# [Exercise]
The entries that follow need to be reproduced exactly, minus any images.

*** Entries provided Section Begins ***

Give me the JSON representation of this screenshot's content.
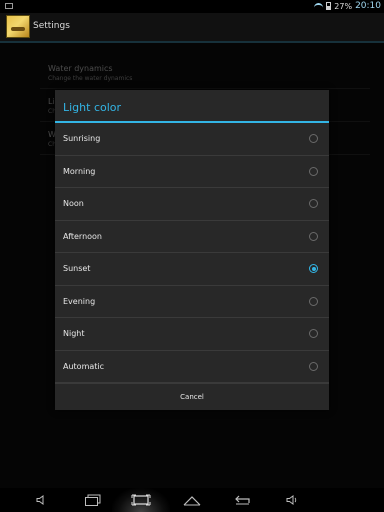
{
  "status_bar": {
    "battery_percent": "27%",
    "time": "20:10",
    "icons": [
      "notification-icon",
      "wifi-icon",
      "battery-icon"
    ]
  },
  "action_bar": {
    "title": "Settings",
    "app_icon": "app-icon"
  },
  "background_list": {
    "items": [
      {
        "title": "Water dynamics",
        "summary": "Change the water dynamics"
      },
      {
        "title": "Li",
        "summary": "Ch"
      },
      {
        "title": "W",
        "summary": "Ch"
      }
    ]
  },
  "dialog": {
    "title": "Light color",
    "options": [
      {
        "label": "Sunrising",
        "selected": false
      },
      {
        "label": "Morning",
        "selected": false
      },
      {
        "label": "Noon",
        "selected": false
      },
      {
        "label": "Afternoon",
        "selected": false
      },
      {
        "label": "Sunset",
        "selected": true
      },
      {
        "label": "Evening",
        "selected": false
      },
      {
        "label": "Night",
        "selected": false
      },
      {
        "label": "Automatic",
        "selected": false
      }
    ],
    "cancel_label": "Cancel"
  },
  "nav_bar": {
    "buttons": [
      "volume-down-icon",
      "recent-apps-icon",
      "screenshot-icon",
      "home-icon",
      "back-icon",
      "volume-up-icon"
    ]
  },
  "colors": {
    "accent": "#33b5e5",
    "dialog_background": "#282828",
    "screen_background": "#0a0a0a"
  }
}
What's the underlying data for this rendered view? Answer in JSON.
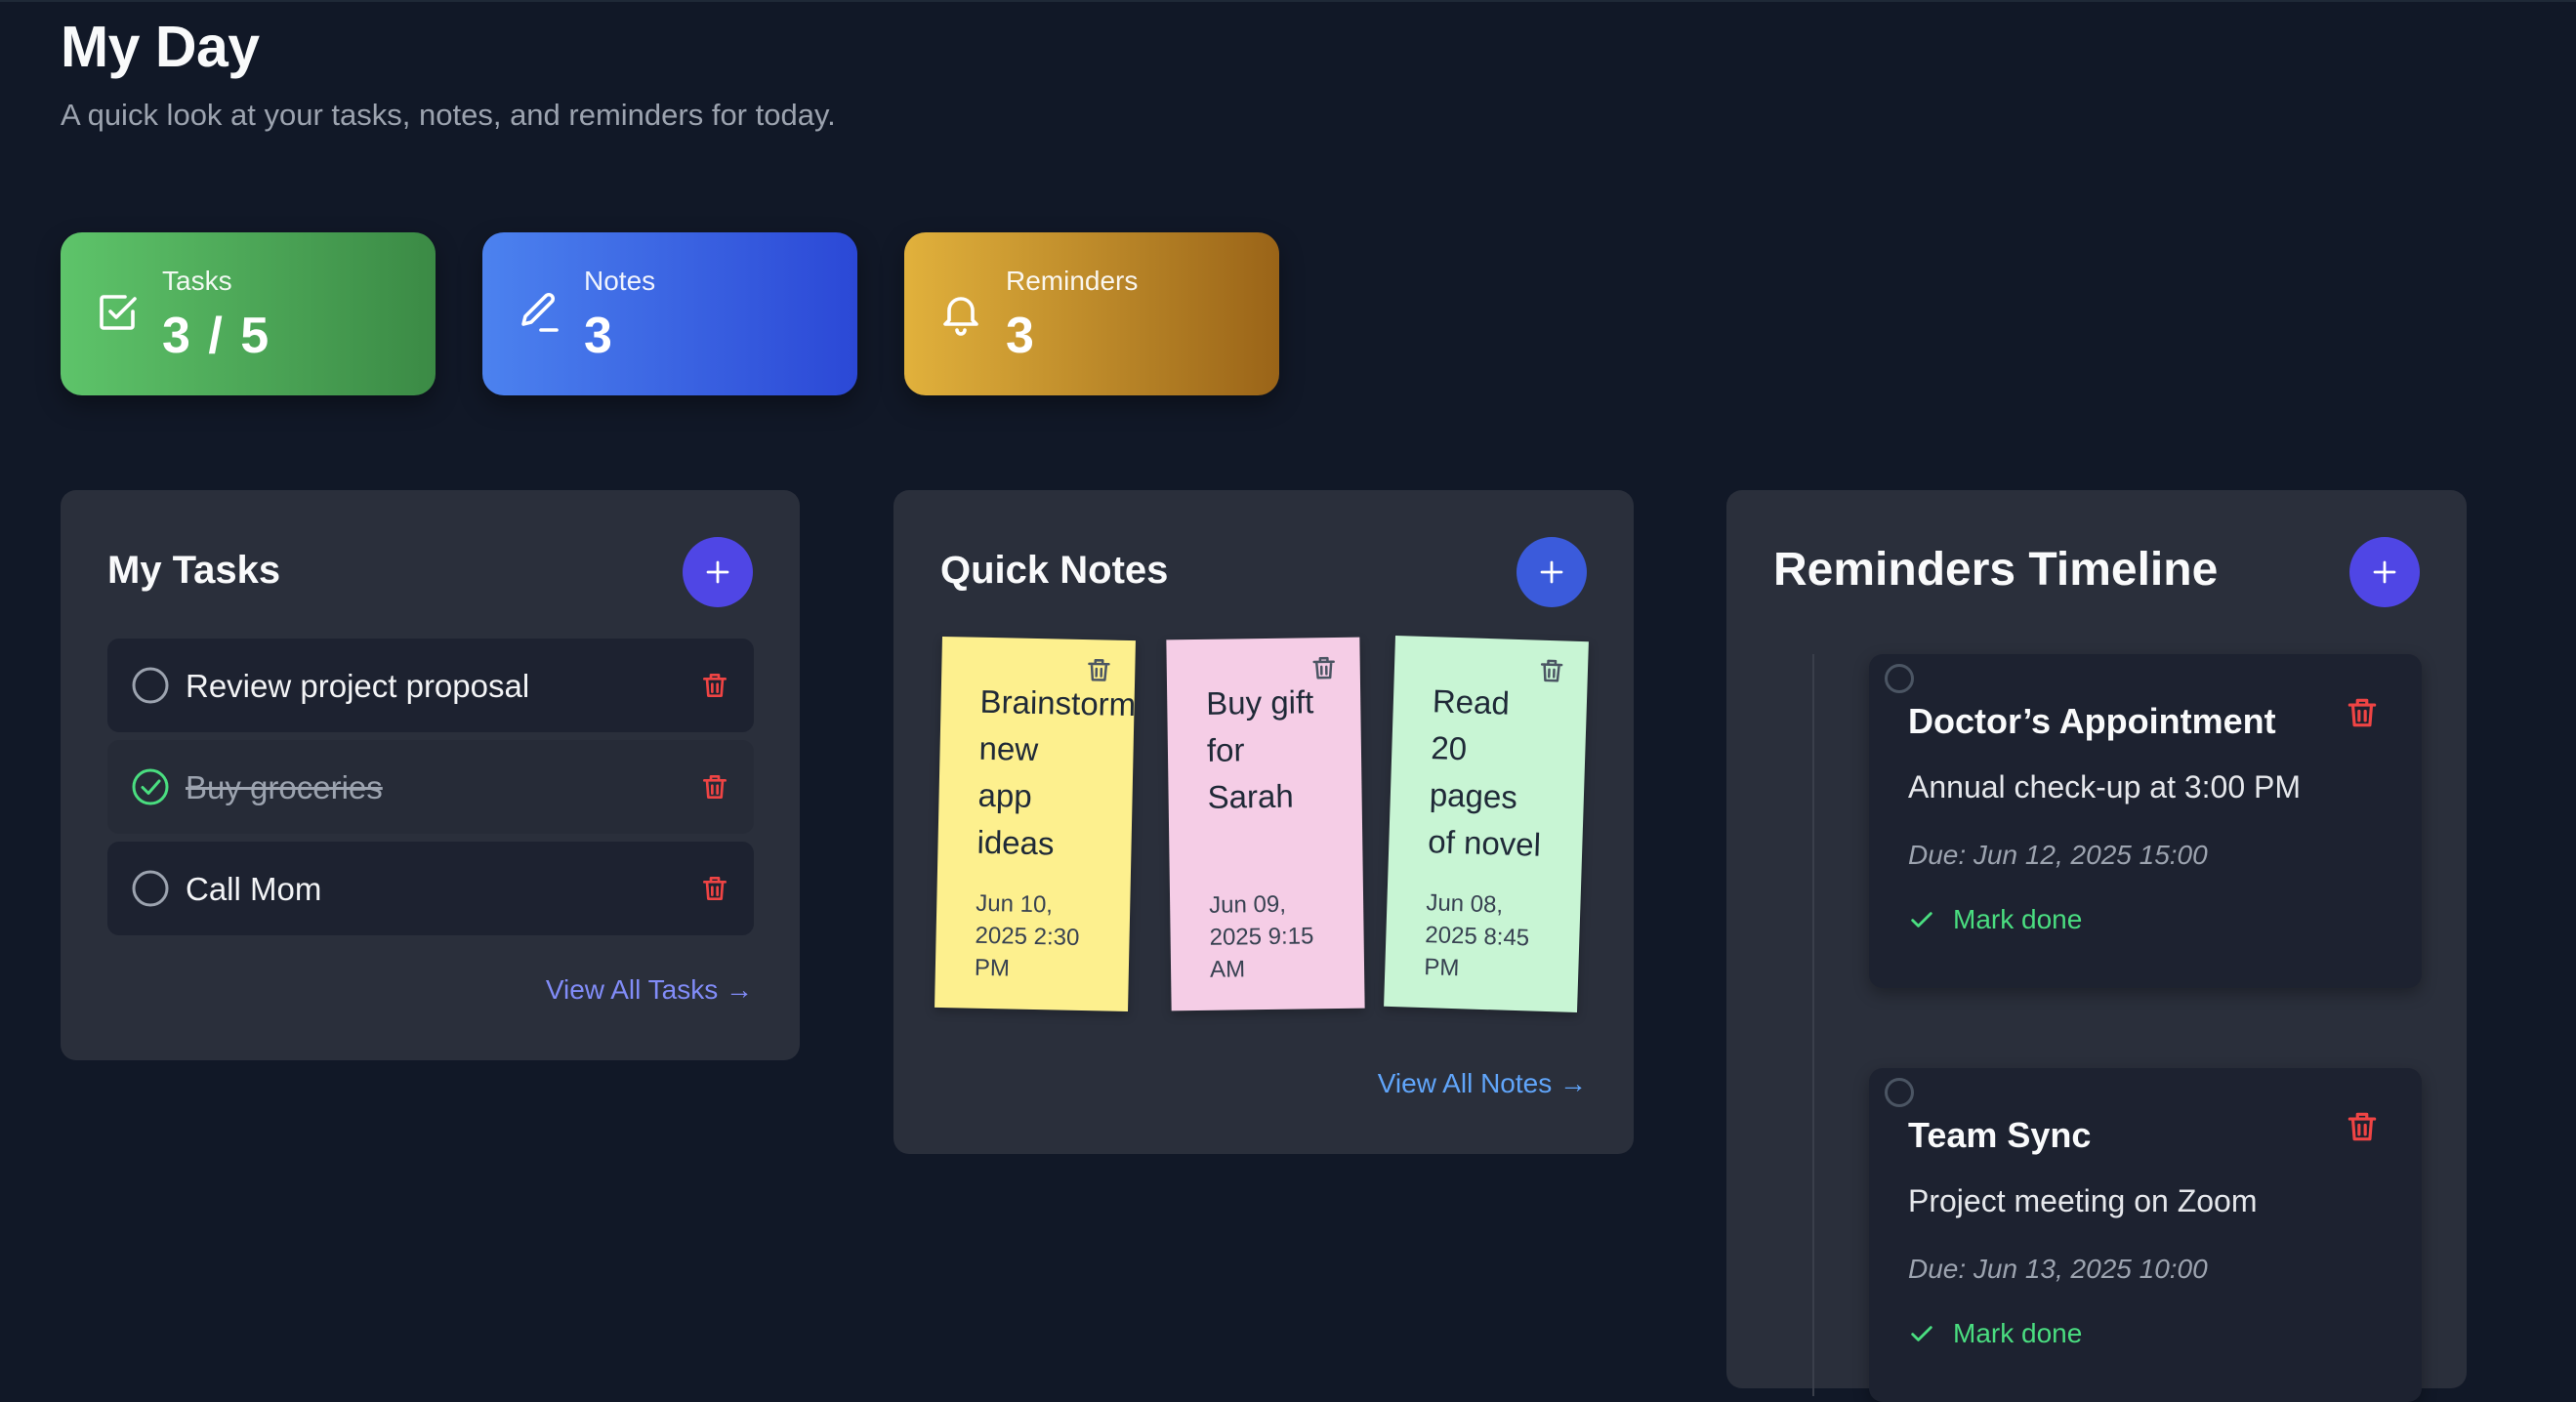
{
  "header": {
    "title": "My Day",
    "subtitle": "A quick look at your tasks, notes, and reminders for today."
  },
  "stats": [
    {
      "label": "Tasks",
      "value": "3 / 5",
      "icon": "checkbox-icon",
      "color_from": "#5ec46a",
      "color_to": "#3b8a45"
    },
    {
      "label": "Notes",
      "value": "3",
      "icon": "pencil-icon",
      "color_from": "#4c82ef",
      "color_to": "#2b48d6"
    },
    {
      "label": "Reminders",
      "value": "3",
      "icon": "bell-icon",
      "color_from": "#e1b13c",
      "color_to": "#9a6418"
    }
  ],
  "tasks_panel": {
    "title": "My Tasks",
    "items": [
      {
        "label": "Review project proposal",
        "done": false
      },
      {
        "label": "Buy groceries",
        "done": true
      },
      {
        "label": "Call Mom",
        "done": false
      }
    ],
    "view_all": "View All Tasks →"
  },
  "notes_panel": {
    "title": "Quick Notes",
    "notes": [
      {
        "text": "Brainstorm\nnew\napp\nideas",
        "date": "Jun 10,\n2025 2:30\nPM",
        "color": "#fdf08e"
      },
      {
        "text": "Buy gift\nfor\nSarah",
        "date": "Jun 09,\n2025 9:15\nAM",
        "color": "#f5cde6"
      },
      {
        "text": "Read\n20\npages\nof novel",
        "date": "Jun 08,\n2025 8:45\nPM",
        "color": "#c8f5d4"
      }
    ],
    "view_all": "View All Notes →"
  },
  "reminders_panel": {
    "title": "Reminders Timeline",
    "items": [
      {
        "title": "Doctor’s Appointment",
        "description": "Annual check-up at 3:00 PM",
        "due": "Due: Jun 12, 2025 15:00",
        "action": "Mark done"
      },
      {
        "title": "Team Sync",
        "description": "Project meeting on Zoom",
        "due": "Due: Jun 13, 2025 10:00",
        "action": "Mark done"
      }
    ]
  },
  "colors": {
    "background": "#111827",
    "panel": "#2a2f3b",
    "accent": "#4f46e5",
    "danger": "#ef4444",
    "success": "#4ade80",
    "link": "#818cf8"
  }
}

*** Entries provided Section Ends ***

# [Answer section]
Give me the JSON representation of this screenshot's content.
{
  "status_bar": {
    "battery_percent": "27%",
    "time": "20:10",
    "icons": [
      "notification-icon",
      "wifi-icon",
      "battery-icon"
    ]
  },
  "action_bar": {
    "title": "Settings",
    "app_icon": "app-icon"
  },
  "background_list": {
    "items": [
      {
        "title": "Water dynamics",
        "summary": "Change the water dynamics"
      },
      {
        "title": "Li",
        "summary": "Ch"
      },
      {
        "title": "W",
        "summary": "Ch"
      }
    ]
  },
  "dialog": {
    "title": "Light color",
    "options": [
      {
        "label": "Sunrising",
        "selected": false
      },
      {
        "label": "Morning",
        "selected": false
      },
      {
        "label": "Noon",
        "selected": false
      },
      {
        "label": "Afternoon",
        "selected": false
      },
      {
        "label": "Sunset",
        "selected": true
      },
      {
        "label": "Evening",
        "selected": false
      },
      {
        "label": "Night",
        "selected": false
      },
      {
        "label": "Automatic",
        "selected": false
      }
    ],
    "cancel_label": "Cancel"
  },
  "nav_bar": {
    "buttons": [
      "volume-down-icon",
      "recent-apps-icon",
      "screenshot-icon",
      "home-icon",
      "back-icon",
      "volume-up-icon"
    ]
  },
  "colors": {
    "accent": "#33b5e5",
    "dialog_background": "#282828",
    "screen_background": "#0a0a0a"
  }
}
What's the underlying data for this rendered view? Answer in JSON.
{
  "header": {
    "title": "My Day",
    "subtitle": "A quick look at your tasks, notes, and reminders for today."
  },
  "stats": [
    {
      "label": "Tasks",
      "value": "3 / 5",
      "icon": "checkbox-icon",
      "color_from": "#5ec46a",
      "color_to": "#3b8a45"
    },
    {
      "label": "Notes",
      "value": "3",
      "icon": "pencil-icon",
      "color_from": "#4c82ef",
      "color_to": "#2b48d6"
    },
    {
      "label": "Reminders",
      "value": "3",
      "icon": "bell-icon",
      "color_from": "#e1b13c",
      "color_to": "#9a6418"
    }
  ],
  "tasks_panel": {
    "title": "My Tasks",
    "items": [
      {
        "label": "Review project proposal",
        "done": false
      },
      {
        "label": "Buy groceries",
        "done": true
      },
      {
        "label": "Call Mom",
        "done": false
      }
    ],
    "view_all": "View All Tasks →"
  },
  "notes_panel": {
    "title": "Quick Notes",
    "notes": [
      {
        "text": "Brainstorm\nnew\napp\nideas",
        "date": "Jun 10,\n2025 2:30\nPM",
        "color": "#fdf08e"
      },
      {
        "text": "Buy gift\nfor\nSarah",
        "date": "Jun 09,\n2025 9:15\nAM",
        "color": "#f5cde6"
      },
      {
        "text": "Read\n20\npages\nof novel",
        "date": "Jun 08,\n2025 8:45\nPM",
        "color": "#c8f5d4"
      }
    ],
    "view_all": "View All Notes →"
  },
  "reminders_panel": {
    "title": "Reminders Timeline",
    "items": [
      {
        "title": "Doctor’s Appointment",
        "description": "Annual check-up at 3:00 PM",
        "due": "Due: Jun 12, 2025 15:00",
        "action": "Mark done"
      },
      {
        "title": "Team Sync",
        "description": "Project meeting on Zoom",
        "due": "Due: Jun 13, 2025 10:00",
        "action": "Mark done"
      }
    ]
  },
  "colors": {
    "background": "#111827",
    "panel": "#2a2f3b",
    "accent": "#4f46e5",
    "danger": "#ef4444",
    "success": "#4ade80",
    "link": "#818cf8"
  }
}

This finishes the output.